HCC 220. Shock/Resuscitation, Special Populations. 4 Credits.

This course provides an in depth review of shock and resuscitation including ACLS and PALS training. The course also provides an in depth review and management of special patient populations including obstetrics, neonatal care, pediatrics, geriatrics and patient with special challenges. Students will develop an understanding of the anatomy, physiology, psychological development, epidemiology, pathophysiology, and management of pediatric medical and traumatic emergencies. Student will demonstrate a foundational understanding of the various issues that are associated with the aging process, including physiological, psychological, and social changes that accompany advanced age. Adherence to the attendance policy and completion of this course with a final grade of B- or better must be achieved in order to advance in the program. Adherence to the attendance policy and completion of this course with a final grade of B- or better must be achieved in order to advance in the program. . Adherence to the attendance policy and completion of this course with a final grade of B- or better must be achieved in order to advance in the PAC program. Prerequisites: HCC 216, HCC 217 with a B- or higher; HCC 221 (corequisite). Fall.
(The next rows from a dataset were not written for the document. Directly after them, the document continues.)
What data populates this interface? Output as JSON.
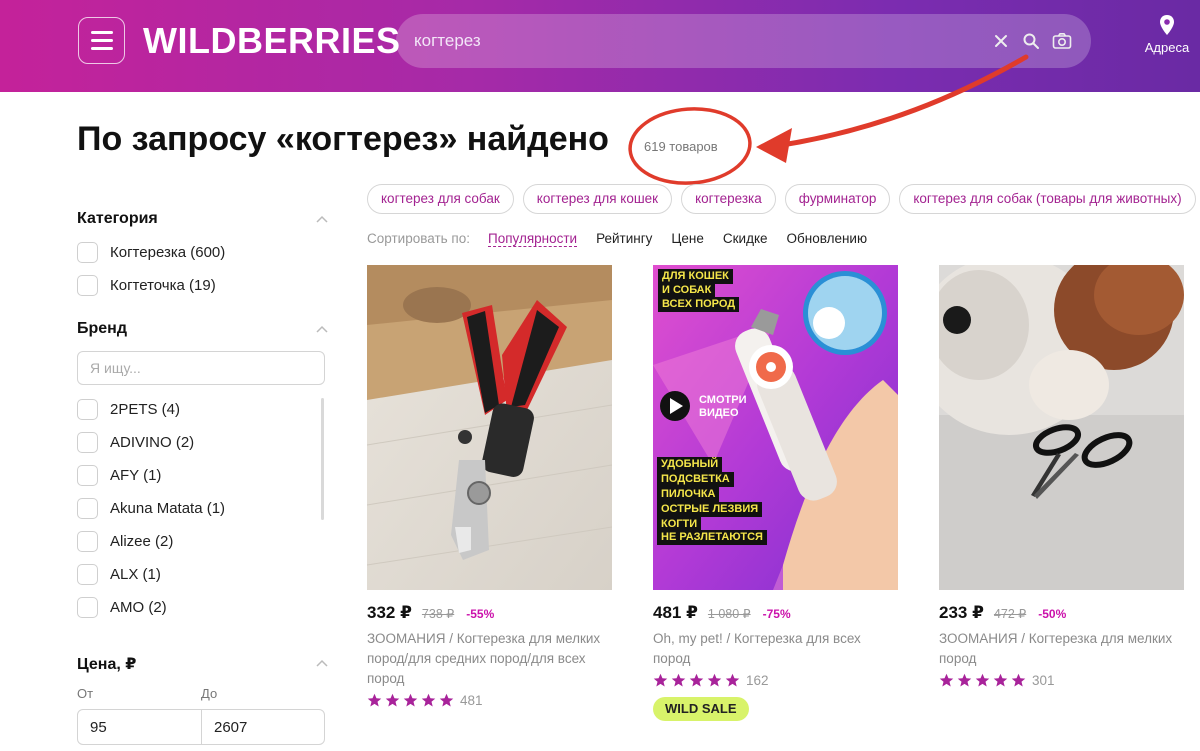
{
  "header": {
    "logo": "WILDBERRIES",
    "search_value": "когтерез",
    "address_label": "Адреса"
  },
  "results": {
    "title": "По запросу «когтерез» найдено",
    "count": "619 товаров"
  },
  "sidebar": {
    "category": {
      "title": "Категория",
      "items": [
        "Когтерезка (600)",
        "Когтеточка (19)"
      ]
    },
    "brand": {
      "title": "Бренд",
      "search_placeholder": "Я ищу...",
      "items": [
        "2PETS (4)",
        "ADIVINO (2)",
        "AFY (1)",
        "Akuna Matata (1)",
        "Alizee (2)",
        "ALX (1)",
        "AMO (2)"
      ]
    },
    "price": {
      "title": "Цена, ₽",
      "from_label": "От",
      "to_label": "До",
      "from_value": "95",
      "to_value": "2607"
    }
  },
  "chips": [
    "когтерез для собак",
    "когтерез для кошек",
    "когтерезка",
    "фурминатор",
    "когтерез для собак (товары для животных)"
  ],
  "sort": {
    "label": "Сортировать по:",
    "options": [
      "Популярности",
      "Рейтингу",
      "Цене",
      "Скидке",
      "Обновлению"
    ],
    "active": "Популярности"
  },
  "products": [
    {
      "price": "332 ₽",
      "old_price": "738 ₽",
      "discount": "-55%",
      "description": "ЗООМАНИЯ / Когтерезка для мелких пород/для средних пород/для всех пород",
      "rating": 5,
      "reviews": "481"
    },
    {
      "price": "481 ₽",
      "old_price": "1 080 ₽",
      "discount": "-75%",
      "description": "Oh, my pet! / Когтерезка для всех пород",
      "rating": 5,
      "reviews": "162",
      "badge": "WILD SALE",
      "promo": {
        "headline": [
          "ДЛЯ КОШЕК",
          "И СОБАК",
          "ВСЕХ ПОРОД"
        ],
        "video": [
          "СМОТРИ",
          "ВИДЕО"
        ],
        "features": [
          "УДОБНЫЙ",
          "ПОДСВЕТКА",
          "ПИЛОЧКА",
          "ОСТРЫЕ ЛЕЗВИЯ",
          "КОГТИ",
          "НЕ РАЗЛЕТАЮТСЯ"
        ]
      }
    },
    {
      "price": "233 ₽",
      "old_price": "472 ₽",
      "discount": "-50%",
      "description": "ЗООМАНИЯ / Когтерезка для мелких пород",
      "rating": 5,
      "reviews": "301"
    }
  ],
  "colors": {
    "brand_gradient_start": "#c4229a",
    "brand_gradient_end": "#6a2aa4",
    "accent": "#a32391",
    "discount": "#cb11ab",
    "star": "#a8239a",
    "annotation": "#e03b2b",
    "wild_sale_bg": "#d8f36a"
  }
}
HCC 221. Paramedicine Field Internship. 3 Credits.

Students will apply theory and acquired clinical skills while preforming pre-hospital treatment under the supervision of experienced, certified paramedics during 150 hours of field internship. Students will demonstrate satisfactory performance of all program requirements. Adherence to the attendance policy and completion of this course with a final grade of B- or better must be achieved in order to advance in the PAC program. Prerequisites: HCC 216 and HCC 217 with a B- or higher; HCC 220 (corequisite). Fall.